In Spring 2009, we went on holiday to France. The highlight: Provence. The people: generous. The menu: decadent. In a little Citröen, we toured the countryside, shopped with the locals, and dined to our hearts’ content. It’s safe to say that much of our day-to-day routine is modeled by Provençale living:
So, hosting dinner for our Food and Wine Group dinner party at the RGB this season was fitting. The theme: Autumn Fanfare. Our contribution: Emeril’s version of Julia Child’s Coq Au Vin. The result: magnificent. Unfortunately, we didn’t snap any food photos. We were too busy discussing our next dinner with featured guests: Dean Koontz and Dave Grusin. Okay, Dave Grusin is waaaaaay out of our league, but we seriously think we can get Mr. Koontz to the table. Will it help if we’ve read all his books?
What do your travels inspire you to make?
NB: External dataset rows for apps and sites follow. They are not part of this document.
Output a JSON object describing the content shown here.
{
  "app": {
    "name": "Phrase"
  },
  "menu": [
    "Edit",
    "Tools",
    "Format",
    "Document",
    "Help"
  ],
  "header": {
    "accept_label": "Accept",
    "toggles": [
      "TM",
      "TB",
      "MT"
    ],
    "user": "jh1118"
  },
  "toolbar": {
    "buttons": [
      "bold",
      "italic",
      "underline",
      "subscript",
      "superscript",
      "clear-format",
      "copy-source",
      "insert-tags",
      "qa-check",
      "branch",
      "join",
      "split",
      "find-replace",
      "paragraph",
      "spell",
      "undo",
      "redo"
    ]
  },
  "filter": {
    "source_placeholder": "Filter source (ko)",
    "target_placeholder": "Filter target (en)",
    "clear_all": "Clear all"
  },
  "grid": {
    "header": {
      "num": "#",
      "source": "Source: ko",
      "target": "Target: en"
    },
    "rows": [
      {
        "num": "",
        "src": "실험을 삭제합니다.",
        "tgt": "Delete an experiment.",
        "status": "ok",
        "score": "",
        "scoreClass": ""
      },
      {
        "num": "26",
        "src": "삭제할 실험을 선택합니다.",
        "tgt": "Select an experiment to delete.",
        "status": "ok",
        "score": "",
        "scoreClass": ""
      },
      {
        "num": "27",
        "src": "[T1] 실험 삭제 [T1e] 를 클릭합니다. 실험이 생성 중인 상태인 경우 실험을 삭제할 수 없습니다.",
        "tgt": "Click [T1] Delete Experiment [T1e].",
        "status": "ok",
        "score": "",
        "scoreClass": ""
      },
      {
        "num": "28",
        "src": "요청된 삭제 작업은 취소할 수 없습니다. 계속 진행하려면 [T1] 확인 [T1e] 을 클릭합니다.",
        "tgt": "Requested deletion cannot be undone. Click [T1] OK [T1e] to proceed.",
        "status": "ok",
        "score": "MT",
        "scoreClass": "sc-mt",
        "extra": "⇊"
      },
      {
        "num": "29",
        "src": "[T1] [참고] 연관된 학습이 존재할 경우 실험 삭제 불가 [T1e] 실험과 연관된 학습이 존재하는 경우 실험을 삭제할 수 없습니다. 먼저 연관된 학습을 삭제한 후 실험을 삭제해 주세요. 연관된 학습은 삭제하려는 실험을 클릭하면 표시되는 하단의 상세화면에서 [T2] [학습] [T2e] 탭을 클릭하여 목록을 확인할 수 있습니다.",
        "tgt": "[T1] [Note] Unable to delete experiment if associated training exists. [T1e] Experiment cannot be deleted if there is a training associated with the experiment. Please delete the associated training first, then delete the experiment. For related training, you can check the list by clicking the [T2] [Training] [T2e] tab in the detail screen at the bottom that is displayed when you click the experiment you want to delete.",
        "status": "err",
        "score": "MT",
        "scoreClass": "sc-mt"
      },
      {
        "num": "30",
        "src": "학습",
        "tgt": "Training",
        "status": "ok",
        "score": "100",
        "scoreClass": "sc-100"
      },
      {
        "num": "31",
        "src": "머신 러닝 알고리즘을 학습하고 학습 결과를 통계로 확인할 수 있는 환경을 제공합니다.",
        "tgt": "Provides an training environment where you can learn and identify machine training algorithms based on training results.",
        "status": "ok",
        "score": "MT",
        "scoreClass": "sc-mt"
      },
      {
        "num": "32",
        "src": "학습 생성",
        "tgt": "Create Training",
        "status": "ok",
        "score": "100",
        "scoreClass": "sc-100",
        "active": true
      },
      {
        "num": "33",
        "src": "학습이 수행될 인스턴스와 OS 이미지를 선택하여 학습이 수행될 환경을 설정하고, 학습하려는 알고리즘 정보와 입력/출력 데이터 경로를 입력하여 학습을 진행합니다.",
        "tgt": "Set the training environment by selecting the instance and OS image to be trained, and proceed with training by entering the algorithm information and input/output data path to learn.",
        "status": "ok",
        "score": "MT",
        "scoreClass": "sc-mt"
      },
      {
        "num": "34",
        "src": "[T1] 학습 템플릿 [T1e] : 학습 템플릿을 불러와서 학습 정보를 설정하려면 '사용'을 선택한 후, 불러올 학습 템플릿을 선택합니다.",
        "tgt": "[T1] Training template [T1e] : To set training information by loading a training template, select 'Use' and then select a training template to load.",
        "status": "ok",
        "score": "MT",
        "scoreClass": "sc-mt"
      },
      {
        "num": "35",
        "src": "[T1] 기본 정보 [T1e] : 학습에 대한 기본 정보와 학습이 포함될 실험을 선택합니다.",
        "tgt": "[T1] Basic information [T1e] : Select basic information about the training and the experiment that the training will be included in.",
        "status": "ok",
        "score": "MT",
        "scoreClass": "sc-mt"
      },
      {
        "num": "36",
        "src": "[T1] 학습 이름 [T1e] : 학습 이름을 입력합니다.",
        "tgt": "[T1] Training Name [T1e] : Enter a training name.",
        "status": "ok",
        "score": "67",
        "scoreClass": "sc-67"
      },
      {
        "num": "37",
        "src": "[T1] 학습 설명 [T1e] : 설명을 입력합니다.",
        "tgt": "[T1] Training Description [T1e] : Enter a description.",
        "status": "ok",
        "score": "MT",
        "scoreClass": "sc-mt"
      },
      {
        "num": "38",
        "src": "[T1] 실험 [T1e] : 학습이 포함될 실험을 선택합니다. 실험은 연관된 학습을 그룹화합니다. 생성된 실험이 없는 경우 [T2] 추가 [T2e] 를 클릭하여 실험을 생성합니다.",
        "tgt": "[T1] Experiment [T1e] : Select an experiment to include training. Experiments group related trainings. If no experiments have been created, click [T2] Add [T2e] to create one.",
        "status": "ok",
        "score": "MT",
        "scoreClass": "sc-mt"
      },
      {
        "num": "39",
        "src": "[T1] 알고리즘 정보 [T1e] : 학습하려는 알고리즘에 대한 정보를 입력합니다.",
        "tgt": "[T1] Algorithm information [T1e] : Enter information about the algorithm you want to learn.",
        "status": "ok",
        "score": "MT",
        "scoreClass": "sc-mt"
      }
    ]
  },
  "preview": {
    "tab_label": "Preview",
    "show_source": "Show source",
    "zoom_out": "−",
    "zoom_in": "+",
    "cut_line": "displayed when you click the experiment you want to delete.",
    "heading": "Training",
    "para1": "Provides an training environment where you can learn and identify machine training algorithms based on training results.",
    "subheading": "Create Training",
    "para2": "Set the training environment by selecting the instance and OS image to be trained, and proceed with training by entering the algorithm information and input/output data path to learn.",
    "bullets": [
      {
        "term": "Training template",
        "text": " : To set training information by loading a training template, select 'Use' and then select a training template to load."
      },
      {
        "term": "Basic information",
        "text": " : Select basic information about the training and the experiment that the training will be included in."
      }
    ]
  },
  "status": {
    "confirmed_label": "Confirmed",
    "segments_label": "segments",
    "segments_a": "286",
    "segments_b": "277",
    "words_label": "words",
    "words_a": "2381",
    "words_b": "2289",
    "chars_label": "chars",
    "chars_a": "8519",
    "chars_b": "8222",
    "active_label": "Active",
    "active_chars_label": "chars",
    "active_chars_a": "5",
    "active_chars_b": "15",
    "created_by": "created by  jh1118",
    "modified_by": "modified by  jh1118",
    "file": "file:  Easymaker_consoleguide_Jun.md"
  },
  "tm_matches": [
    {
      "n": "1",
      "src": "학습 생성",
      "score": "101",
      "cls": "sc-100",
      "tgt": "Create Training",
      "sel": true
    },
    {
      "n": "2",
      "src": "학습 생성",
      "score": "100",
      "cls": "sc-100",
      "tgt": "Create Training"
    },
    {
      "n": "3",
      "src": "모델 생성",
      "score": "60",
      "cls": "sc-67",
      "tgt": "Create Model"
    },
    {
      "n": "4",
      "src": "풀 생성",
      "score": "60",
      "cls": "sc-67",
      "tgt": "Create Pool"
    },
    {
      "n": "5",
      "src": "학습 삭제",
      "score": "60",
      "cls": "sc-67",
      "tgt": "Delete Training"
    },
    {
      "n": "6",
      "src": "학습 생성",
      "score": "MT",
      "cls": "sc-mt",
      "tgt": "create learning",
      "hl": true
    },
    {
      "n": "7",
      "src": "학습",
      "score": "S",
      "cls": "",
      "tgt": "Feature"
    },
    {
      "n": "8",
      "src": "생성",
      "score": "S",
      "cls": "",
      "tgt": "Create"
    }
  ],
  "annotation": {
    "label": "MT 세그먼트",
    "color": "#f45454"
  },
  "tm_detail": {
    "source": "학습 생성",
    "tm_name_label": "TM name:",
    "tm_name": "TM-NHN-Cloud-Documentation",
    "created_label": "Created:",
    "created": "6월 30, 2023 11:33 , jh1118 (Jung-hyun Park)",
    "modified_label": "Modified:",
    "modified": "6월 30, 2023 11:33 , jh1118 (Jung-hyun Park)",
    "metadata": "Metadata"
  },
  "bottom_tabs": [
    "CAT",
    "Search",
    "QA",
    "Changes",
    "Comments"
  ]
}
Caramelized onion and red pepper crostini with goat cheese
Rosemary butternut squash
Romaine with pears, walnuts and goat cheese
Coq Au Vin
Amaretto peaches with honey whipped cream and biscotti crumbs
Coq Au Vin
Food and Wine Group (FAWG) Dinner Party
~ Serves ~
~ Ingredients ~
- 2 tbsp. olive oil, plus more if necessary
- ½ cup lardons, cut into ¼-by-1 ½-inch strips
- 2 ½ lbs. ready-cut chicken, thoroughly sliced
- Salt and freshly ground black pepper
- 1 bay leaf
- ½ tsp. dried thyme
- 16 to 20 small white onions, peeled
- ¼ cup Cognac
- 3 tbsp. flour
- 2 cups red wine, Burgundy or other Pinot Noir
- 2 cups brown chicken stock, plus more if necessary
- 4 garlic cloves, chopped
- 1 tbsp. tomato paste, plus more if necessary
- ¾ lb. oyster or shiitake mushrooms, quartered
~ Preparation ~
Preparation Time: 1 hour
Heat the oil in a heavy-bottomed casserole, and sauté the lardons, if using, until lightly browned. Remove the lardons, but leave the fat in the pan. If not using lardons, cover the pan with 1/8 inch oil.
- Season the chicken with salt and pepper. Heat the fat in the pain to moderately hot, and add the chicken; do not crowd the pan. Turn the pieces frequently to brown on all sides. Add the bay leaf and thyme. Place the onions around the chicken.
- Pour in the Cognac, shake the pan, and cook until bubbling. Ignite the Cognac with a match, and let flame 1 minute, swirling the pan to burn off the alcohol. Extinguish the fire with the pan cover. Keep covered, and cook on low heat for 10 more minutes, turning the chicken pieces once. Sprinkle in the flour, turning the chicken and onions to absorb. Cook 3 to 4 minutes more, turning once or twice.
- Remove from heat. Gradually stir in the wine and enough stock to almost cover the chicken. Add the lardons, garlic and tomato paste. Cover, bring to a simmer, and cook for 25 to 30 minutes. Remove pieces as they become tender.
- After all the pieces are ready, return them to the pan, add the mushrooms, and simmer 4 to 5 minutes more. The liquid should thicken enough to coat the chicken and vegetables lightly. Taste, and adjust the seasoning as necessary. Serve immediately.
Source: Emeril Lagasse via Wine Spectator, September 30, 2009, p. 63